Seal then engineered a different strain of mice that produce VGLUT3 normally, but in which only cells with the VGLUT3 transporter emit an easily traced green light. These mice were useful in demonstrating that these cells do indeed normally respond to light touch. To show this, Seal traveled to the University of Wyoming lab of C. Jeffery Woodbury, PhD, one of the few people in the world expert in the techniques required to make such measurements.
In the setting of injury, these same cells appear to generate pain in response to light touch. The bottom line is that this turn of events is pathological, Basbaum emphasizes. “Chronic pain is a disease of the nervous system; it’s not just a symptom of another illness.”
“The notion that the nervous system has changed in the setting of injury and the idea that you have to prevent that or reverse that in order to treat the patient is a totally different perspective on the problem of pain,” he says.
Opioid Receptor in Pain Hypersensitivity
UCSF’s Basbaum also studies opioid receptors of two different types, called delta and mu.

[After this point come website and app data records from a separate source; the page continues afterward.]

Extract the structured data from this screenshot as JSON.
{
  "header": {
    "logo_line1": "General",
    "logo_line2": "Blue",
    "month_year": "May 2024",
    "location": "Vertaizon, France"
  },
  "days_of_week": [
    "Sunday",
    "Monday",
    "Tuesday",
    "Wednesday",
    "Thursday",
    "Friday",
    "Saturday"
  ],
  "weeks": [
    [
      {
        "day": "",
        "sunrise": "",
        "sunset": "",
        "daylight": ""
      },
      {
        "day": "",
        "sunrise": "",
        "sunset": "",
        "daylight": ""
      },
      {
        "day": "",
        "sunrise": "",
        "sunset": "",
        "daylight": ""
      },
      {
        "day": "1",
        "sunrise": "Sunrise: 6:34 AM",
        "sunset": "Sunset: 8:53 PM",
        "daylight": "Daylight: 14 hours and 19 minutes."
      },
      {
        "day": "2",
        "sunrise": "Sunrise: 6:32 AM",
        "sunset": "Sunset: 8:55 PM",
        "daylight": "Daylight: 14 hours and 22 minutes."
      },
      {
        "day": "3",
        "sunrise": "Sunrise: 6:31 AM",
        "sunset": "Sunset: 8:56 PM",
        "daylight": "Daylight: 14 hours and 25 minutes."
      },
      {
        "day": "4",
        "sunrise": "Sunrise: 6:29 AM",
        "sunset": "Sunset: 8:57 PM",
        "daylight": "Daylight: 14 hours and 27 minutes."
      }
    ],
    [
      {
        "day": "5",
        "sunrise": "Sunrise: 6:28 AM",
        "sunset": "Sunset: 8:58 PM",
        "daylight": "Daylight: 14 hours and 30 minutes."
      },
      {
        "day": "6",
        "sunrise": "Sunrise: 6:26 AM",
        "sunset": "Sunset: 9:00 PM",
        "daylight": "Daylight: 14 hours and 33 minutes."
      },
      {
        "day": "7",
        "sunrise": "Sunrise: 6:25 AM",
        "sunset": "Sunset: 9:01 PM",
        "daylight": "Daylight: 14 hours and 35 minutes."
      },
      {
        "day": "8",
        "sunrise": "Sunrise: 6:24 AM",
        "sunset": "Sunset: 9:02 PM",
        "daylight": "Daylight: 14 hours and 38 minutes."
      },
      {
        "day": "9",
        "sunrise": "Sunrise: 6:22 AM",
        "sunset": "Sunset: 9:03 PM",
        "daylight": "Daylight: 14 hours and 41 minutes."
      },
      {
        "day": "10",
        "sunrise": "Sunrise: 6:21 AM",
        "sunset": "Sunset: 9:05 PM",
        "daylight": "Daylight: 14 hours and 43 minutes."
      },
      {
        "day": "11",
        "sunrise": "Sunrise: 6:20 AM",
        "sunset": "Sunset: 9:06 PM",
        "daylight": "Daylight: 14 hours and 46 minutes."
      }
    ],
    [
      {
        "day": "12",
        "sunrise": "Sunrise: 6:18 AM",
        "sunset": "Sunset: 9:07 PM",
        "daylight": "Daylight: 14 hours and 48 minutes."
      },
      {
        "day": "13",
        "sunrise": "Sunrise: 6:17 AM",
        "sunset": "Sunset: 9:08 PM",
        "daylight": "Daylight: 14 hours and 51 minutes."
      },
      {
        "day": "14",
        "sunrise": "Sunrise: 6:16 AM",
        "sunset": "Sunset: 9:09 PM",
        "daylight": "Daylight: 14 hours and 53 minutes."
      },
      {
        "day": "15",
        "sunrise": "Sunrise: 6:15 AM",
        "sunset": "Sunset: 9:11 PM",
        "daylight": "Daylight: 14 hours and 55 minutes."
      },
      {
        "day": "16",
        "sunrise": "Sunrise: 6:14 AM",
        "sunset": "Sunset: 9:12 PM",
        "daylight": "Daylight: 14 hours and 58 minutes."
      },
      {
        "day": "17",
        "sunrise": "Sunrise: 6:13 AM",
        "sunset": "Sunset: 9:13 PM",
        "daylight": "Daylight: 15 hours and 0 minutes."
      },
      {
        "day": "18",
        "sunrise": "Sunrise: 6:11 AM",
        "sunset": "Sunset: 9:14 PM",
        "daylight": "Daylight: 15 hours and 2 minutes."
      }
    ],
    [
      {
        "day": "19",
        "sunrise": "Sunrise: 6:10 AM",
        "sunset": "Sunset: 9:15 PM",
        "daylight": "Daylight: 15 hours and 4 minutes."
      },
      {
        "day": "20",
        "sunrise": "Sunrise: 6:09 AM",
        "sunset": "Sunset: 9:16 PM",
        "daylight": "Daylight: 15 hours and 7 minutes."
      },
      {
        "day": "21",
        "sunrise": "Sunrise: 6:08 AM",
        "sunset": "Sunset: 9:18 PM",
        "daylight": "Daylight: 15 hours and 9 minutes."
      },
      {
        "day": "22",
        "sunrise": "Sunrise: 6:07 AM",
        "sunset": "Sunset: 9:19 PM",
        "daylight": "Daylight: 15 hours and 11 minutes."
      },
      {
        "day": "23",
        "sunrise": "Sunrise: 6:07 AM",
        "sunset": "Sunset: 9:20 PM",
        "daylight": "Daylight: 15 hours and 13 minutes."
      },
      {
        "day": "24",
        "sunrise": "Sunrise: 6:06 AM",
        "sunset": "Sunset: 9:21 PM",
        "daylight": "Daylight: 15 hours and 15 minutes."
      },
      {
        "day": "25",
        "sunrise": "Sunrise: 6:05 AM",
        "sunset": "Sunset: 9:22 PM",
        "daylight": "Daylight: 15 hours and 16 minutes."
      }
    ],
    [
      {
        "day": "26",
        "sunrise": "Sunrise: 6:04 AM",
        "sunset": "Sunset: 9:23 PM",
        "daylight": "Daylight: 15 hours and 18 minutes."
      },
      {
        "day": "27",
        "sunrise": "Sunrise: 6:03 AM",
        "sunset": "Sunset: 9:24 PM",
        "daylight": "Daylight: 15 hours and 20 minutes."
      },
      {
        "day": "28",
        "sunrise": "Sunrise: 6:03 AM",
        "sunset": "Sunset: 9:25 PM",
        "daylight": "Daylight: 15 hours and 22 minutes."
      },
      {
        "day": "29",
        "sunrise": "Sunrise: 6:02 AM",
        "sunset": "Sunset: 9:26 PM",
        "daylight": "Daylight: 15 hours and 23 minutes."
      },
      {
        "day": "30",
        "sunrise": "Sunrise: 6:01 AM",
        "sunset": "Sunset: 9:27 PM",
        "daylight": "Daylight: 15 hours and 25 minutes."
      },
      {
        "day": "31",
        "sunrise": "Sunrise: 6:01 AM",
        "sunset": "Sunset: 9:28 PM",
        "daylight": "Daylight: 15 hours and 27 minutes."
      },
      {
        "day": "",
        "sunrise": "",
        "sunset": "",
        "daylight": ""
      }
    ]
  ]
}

Neurons possessing these receptors send out signal-carrying projections from their cell bodies just outside the spinal cord, as do the neurons described in the Nature paper. When the opioid receptors encounter the body’s natural opioid-like molecules, they were thought to work together to inhibit neurons from firing in various circuits, including the nerve pathways responsible for pain.
Morphine and synthetic opioids that are used clinically primarily act through the mu receptor. But the delta opioids that were developed have had intolerable side effects when administered systemically, by injection.
“The delta and mu receptors were thought to coexist in the same cells and interact,” Basbaum says. “But it turns out that 20 years of assumptions were wrong.” Non-specific antibodies used to track the receptors led to faulty results and conclusions.
Using mice and techniques similar to those reported in the Nature paper, Gregory Scherrer, PhD, a postdoctoral scholar in the Basbaum lab discovered that the two receptors are actually found in different neural pathways, serving distinct functions. This work is described in the June 12 issue of Cell.
“The delta receptor is in a population of neurons that we predicted would be more important for the transmission of mechanical pain, which turned out to be true. Drugs administered to the spinal cord that block the delta receptor blocked mechanical pain.”
Basbaum says it’s possible that the cells described in the Nature paper and the opioid-receptor-possessing cells described in the earlier Cell paper interact, or that the two populations might even overlap. It’s too soon to tell. In any case, the new findings make the delta opioid receptor a very attractive target for drugs delivered directly to the spinal cord, he says, which could block pain and minimize side effects. The VGLUT3 glutamate transporter that defines ultra-sensitive “light touch” cells might also be an attractive target for new, locally administered drugs, Basbaum suggests.
Injury-induced mechanical hypersensitivity requires C-low threshold mechanoreceptors
Rebecca P. Seal, Xidao Wang, Yun Guan, Srinivasa N. Raja, C. Jeffery Woodbury, Allan I. Basbaum & Robert H. Edwards
Nature (Published online November 15, 2009)
Dissociation of the opioid receptor mechanisms that control mechanical and heat pain
Grégory Scherrer, Noritaka Imamachi, Yu-Qing Cao, Candice Contet, Françoise Mennicken, Dajan O'Donnell, Brigitte L. Kieffer & Allan I. Basbaum
Cell (June 12, 2009)